Thursday, 20 October 2011

Lomond Energy Sponsors Local Event

We're very pleased to hear from the organisers of this year's Dumpling Duathlon that the event around the village of Gartocharn, where Lomond Energy are based, has raised an impressive £1700. As in 2010 Lomond Energy were a core sponsor of the event which involved 160 people undertaking a 4km run or walk followed by a 10km cycle. Very much a family oriented duathlon the age of participants ranged from 6 months to 70 years and we are pleased to say the entire Lomond Energy team took part in driving rain and very muddy conditions (photos to follow) and were still smiling at the finish line. Funds raised will be shared between MacMillan Cancer Support and Gartocharn Primary School. The name 'Dumpling' comes from the local name describing the shape of Duncryne Hill on the south side of Gartocharn.

Monday, 4 April 2011


Although not something Lomond Energy advise about on a daily basis we are very interested in the microgeneration level of power and our office consumption is supported by solar pv. This website very neatly illustrates the take up of micro renewables throughout the UK. Top area for generation is Orkney Islands (predominantly wind), followed by Cornwall (predominantly solar). Our very own West Dunbartonshire only has 3kw of PV, one third of which is powering this office. This picture is one of change though and more individuals and organisations are looking at ways to improve energy efficiency and generate some or all of their own power.

Tuesday, 8 February 2011


A very good piece of writing by Maria Caffrey published today in the Guardian summarises the reasons why onshore wind is a key part of the UK energy mix, now and in the future. Three key stats for you;
* One quarter of Scotland's electricity was supplied by renewables in Q4 of 2010
* A large wind turbine in the UK supplies, on average, 50% more energy than the same sized tubine erected in Germany
* 10,000 people are employed in the UK wind sector and this is expanding.

Friday, 21 January 2011

If it ain't broke don't fix it...?

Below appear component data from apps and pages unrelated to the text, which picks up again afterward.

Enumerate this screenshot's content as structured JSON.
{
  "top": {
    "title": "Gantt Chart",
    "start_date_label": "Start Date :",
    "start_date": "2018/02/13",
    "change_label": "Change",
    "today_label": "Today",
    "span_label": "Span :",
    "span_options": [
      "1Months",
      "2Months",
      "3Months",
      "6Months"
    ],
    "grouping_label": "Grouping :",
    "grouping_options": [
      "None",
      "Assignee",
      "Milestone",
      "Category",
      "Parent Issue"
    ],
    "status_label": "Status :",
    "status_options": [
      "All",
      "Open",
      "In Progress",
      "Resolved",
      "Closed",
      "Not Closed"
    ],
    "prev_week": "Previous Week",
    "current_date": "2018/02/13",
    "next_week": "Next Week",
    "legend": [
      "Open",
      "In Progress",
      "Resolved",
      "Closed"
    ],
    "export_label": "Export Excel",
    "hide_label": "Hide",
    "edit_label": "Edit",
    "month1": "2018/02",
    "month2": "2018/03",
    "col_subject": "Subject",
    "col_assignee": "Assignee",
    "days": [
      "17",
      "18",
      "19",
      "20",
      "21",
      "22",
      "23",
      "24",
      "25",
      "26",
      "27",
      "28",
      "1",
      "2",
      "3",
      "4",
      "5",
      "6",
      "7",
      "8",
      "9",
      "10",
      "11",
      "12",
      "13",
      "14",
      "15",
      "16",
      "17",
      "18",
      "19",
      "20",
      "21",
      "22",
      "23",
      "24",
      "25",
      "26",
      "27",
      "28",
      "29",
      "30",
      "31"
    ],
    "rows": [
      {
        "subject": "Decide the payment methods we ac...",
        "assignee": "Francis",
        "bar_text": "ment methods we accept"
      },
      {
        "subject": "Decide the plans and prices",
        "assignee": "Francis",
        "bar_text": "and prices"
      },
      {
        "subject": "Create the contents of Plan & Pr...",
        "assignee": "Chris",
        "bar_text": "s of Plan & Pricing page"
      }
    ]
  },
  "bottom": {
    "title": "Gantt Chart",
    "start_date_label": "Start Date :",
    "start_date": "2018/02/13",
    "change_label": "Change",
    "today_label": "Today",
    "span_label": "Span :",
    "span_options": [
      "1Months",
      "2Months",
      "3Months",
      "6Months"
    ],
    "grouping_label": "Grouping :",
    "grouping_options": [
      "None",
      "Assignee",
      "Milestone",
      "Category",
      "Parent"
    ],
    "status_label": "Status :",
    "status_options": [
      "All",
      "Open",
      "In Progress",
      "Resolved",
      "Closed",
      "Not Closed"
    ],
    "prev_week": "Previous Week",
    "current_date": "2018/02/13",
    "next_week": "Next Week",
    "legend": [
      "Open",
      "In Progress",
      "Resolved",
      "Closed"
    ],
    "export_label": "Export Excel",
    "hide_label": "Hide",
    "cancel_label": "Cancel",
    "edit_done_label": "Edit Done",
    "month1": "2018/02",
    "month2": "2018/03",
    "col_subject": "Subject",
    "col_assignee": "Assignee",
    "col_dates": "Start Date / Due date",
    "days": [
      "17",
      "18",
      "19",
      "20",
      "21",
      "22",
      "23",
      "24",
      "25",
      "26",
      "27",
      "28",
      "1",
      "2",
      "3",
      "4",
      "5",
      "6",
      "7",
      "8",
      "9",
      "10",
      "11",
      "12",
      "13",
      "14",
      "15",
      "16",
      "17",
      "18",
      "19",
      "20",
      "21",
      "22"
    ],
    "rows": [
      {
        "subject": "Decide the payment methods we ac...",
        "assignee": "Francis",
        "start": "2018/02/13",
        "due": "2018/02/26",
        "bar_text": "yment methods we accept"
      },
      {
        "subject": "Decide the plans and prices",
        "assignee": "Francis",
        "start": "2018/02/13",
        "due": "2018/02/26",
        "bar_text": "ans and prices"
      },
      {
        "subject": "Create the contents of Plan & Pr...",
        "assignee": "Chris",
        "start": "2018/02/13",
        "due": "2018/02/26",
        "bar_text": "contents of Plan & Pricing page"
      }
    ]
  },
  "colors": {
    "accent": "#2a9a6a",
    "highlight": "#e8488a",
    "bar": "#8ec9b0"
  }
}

Recent announcments from the Coalition Government on Electricty Market Reform spell the start of another period of investor uncertainty in the renewables industry - just at a time when developers and manufacturers are 'tooling up' for the next wave of offshore development, and green energy - mainly wind - is proving not only its economic worth in an uncertain economic climate, but in terms of making a serious dent in our use of fossil fuel generated power.
Only last weekend, despite reports of 'the wind slowing down' from some broadsheets which should really know better, wind was putting almost a tenth of all power consumed onto the UK grid, giving our dominant gas generators a breather and slowing down the UK import meters connected to French nuke stations.
In the meantime our ageing nuclear fleet kept humming away in the knowledge that it is to be re-branded the new green fuel, and its future UK developers (mainly French, German and Spanish) are now lined up to be guaranteed some form of public support mechanism to allow new plant to be built alongside a potentially 'one-size-fits-all' deal for low carbon generators.
In doing so, renewables could be forced down the same 'market reform route', as apparently the current renewable price support system - the Renewables Obligation - isn't working. Well, whilst not perfect, it is working, and as more renewables capacity gets approved and built, it will get even better. Of course there is a consumer cost to the RO - just over a billion last year - but in the context of the £2.4bn spent over the same period to clean up decommissioned atomic plant this seems quite a bargain, not least as renewables are set to take nuclear's 3rd place in the power generation game after gas and coal within the decade.
The EMR is out for consultation at present, with proposals ranging from opening up the curently limited Feed in Tarriff to larger generators (good), to more complex market intervention arrangements such as 'capacity payments' and 'contracts for differences' which are most notable by their lack of detail (not so good!). But then what else are such consultations for, if not for industry to let Government know exactly what it wants!
Whichever mechanism evolves it needs to be fair, transparent, affordable and simple. But above all, it must be put in place in such a way to maintain market confidence if we are to continue to reduce our dependance on imported fossil fuels, decarbonise the economy and achieve the energy mix we are looking for.